By Sarah Noffke, Michael Anderle, & J.N. Chaney
Passenger Lounge Six, QBS Atticus Finch, Lorialis System.
Eddie sat with his hands at his sides, watching as the QBS Atticus Finch—home to the Trill Mining Co. and the Five Trees Bar—departed the system.
As the ship activated its FTL (Faster Than Light) drive, slipping into warp, the planet became an instant blur, fading into the void like a pebble into the sea. It had been several years since Eddie had been aboard an Etheric ship like this one. He’d been out of the service for almost a full decade, never spending much time on any of the core planets, and typically hitching rides on cargo ships. It was simply too difficult to be around these types of vessels and not be actively involved.
Even now, the memories flooded him, reminders of a better time, back when he was still useful.
Not the wandering exile he’d since become.
What could General Reynolds possibly need a man like Eddie for? Didn’t he have enough soldiers at his disposal to do the job? What could one guy with a drinking habit and a bad haircut do that no other person could?
He scoffed, rolling his eyes. Don’t be an idiot, Eddie. Your hair is fucking phenomenal.
Eddie had hitched a ride on this cruiser all because a man claiming to be the head of the Federation had asked him to.

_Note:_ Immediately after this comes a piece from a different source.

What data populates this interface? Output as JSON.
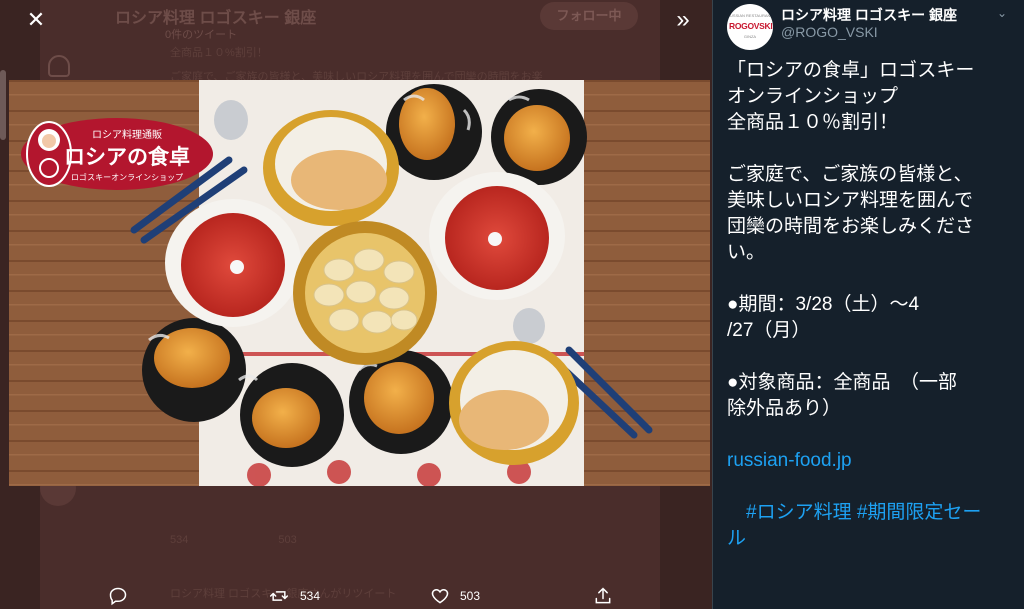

Maybe this was all a giant mistake, but Eddie didn’t think so. He had a feeling that everything the old man had told him was true—that humanity was under attack and it needed to be protected. After traveling across the outer rim of the galaxy for the last decade, Eddie could tell there was a stink in the air, a certain level of unrest building against the original Empire and the rest of the core planets. Pirates and smugglers had appeared in larger numbers; raiders were becoming more prone to attacks. The people were afraid, and no one understood why.
But something told him that General Reynolds knew the answer to that question, and, right now, Eddie was willing to follow him to find out. Even if it was all bullshit, the truth was worth taking a chance on. It was worth uncovering, if only for his own curiosity’s sake.
The lights of the passing stars whipped by in a mesmerizing display, relaxing Eddie as he sank into his seat. He watched them fade in and out like falling raindrops, disappearing back into the darkness from which they came.